Last month, the Federal Trade Commission’s Chief Administrative Law Judge dismissed the Commission’s long-running data security case against LabMD because it failed to prove that there was an actual or reasonably imminent threat of injury to consumers. In the matter of LabMD, Dkt. No. 9357, Initial Decision (Nov. 13, 2015). The issue of consumer “injury” has loomed large in the world of data privacy litigation since private plaintiffs began bringing class action lawsuits arising from data breaches. Whether those cases are brought by individuals in their own name or on behalf of a putative class, courts have struggled with the question of what constitutes injury sufficient to successfully prosecute a claim.
Today, Target and a class of banks that issued credit cards that were compromised in the Target data breach announced they have reached a $39.4 million settlement.
Last Monday, the Supreme Court heard argument in Spokeo, Inc. v. Robins, one of this Term’s closest-watched cases, especially in the data-privacy field. While attempting to “read the tea leaves” from oral argument can be treacherous, the justices’ questions offered a fascinating window into their thinking.
Picture this: A criminal defendant is indicted for three counts related to the possession of methamphetamine, and federal prosecutors obtain a warrant for the defendant’s iPhone. But the iPhone is passcode protected, and the prosecutors can’t break the code. During their investigation, the prosecutors learn that someone has sent a command to the target phone that will cause the iPhone’s contents to be erased if the device is connected to a network and powered on. The prosecutors approach Apple and request that Apple unlock the iPhone so that they can execute their warrant. Must Apple comply with this request?
On September 22, the Securities and Exchange Commission (SEC) announced that it had entered into a settlement order with R.T. Jones Capital Equities Management, Inc., a St. Louis-based registered investment adviser, over the firm’s failure to establish cybersecurity policies and procedures. This investigation and settlement are the latest in the Commission’s ongoing efforts to regulate cybersecurity for investment advisers.
Spokeo, Inc. v. Robins—which involves the question of whether Congress, by authorizing a private right of action based on a violation of a federal statute, can confer Article III standing upon a plaintiff who has suffered no concrete harm—is one of the most eagerly anticipated decisions from the Supreme Court’s October 2015 term. The petitioner’s and respondent’s primary briefing have now been filed with the Court, offering a glimpse into the arguments that we will see at oral argument in the fall. Significantly, in their briefing, Spokeo and Robins both emphasize the potential impact of this decision not only for the future of privacy and data-breach litigation, but also for the scope of the federal courts’ Article III jurisdiction in general.

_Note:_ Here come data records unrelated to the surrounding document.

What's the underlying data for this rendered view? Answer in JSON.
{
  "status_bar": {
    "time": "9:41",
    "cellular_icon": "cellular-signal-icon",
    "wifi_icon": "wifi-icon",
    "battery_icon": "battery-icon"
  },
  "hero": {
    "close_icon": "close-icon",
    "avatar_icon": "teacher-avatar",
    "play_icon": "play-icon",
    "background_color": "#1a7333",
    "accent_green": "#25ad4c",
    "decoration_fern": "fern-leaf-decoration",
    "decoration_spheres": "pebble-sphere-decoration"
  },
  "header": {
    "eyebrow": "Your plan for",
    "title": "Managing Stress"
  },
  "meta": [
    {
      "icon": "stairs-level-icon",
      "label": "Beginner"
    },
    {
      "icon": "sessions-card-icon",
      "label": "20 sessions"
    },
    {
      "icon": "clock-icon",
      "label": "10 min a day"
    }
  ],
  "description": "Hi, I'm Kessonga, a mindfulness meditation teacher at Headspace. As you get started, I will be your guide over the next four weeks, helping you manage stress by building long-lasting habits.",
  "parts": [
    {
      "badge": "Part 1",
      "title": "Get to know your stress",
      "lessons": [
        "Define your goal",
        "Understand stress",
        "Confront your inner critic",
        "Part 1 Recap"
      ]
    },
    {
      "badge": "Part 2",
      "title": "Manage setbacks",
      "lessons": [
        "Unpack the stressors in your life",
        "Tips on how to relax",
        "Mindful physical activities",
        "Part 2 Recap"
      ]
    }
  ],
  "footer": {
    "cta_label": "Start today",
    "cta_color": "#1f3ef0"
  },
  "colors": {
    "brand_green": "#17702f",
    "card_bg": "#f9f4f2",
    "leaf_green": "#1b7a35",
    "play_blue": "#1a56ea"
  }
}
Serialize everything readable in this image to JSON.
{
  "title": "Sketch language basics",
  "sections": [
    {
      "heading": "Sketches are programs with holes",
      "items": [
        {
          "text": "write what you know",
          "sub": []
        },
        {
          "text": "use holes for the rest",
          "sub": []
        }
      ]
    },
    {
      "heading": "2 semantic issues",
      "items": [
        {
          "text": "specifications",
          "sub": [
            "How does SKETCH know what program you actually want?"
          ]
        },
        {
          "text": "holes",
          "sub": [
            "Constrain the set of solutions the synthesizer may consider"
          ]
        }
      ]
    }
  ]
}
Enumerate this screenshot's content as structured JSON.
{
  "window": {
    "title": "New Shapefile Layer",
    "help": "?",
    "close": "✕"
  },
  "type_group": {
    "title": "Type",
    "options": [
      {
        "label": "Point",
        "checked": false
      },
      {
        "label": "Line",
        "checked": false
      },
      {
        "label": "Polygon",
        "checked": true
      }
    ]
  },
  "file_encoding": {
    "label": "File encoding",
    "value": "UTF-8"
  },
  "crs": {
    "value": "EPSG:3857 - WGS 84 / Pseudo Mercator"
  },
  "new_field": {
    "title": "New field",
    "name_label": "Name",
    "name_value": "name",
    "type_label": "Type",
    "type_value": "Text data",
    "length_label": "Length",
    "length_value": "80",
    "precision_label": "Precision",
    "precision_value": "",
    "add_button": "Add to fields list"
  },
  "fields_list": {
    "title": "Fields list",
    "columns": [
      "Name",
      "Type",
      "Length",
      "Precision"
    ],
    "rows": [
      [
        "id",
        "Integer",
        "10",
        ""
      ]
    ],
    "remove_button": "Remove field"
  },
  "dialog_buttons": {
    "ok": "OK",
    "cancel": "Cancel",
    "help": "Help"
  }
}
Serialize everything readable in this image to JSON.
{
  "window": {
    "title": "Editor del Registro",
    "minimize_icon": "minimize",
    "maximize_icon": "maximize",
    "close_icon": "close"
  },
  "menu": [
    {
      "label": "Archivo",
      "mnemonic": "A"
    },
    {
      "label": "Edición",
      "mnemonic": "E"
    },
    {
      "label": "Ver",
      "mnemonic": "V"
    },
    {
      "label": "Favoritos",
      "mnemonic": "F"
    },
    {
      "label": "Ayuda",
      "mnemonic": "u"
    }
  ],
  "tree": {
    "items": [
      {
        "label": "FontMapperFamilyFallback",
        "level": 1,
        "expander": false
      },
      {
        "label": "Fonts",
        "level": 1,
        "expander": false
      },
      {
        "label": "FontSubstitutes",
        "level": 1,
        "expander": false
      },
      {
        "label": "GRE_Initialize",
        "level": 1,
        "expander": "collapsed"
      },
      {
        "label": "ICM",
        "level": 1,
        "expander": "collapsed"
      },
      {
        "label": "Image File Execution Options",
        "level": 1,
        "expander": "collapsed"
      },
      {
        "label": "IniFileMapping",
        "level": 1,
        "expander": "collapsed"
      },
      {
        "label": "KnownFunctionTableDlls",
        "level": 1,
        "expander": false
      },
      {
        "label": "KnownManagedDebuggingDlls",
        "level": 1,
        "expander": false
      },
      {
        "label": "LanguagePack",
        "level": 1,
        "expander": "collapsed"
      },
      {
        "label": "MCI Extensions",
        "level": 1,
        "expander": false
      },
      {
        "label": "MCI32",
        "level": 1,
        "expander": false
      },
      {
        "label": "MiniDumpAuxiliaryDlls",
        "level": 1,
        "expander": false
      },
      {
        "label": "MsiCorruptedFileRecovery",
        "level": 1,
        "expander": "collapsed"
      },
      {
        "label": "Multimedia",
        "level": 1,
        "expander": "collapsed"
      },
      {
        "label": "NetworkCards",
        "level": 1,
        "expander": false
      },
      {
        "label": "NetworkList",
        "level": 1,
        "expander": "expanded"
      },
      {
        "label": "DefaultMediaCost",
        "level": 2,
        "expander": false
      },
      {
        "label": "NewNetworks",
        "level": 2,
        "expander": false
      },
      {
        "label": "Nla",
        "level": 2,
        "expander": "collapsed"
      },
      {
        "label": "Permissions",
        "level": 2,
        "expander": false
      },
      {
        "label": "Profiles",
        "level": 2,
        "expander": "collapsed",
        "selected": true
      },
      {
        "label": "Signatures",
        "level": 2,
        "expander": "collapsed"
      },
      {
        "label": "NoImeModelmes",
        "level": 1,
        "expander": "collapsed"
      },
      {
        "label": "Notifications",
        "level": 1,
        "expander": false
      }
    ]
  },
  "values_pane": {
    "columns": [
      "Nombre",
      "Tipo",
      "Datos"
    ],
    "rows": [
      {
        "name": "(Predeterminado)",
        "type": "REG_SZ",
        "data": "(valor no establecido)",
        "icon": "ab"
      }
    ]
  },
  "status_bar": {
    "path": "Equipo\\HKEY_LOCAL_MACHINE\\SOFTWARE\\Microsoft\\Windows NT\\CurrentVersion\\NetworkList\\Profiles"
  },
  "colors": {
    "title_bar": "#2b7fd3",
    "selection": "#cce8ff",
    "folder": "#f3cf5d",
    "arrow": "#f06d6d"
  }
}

In recent weeks, there have been several developments in some of the major data security class action suits.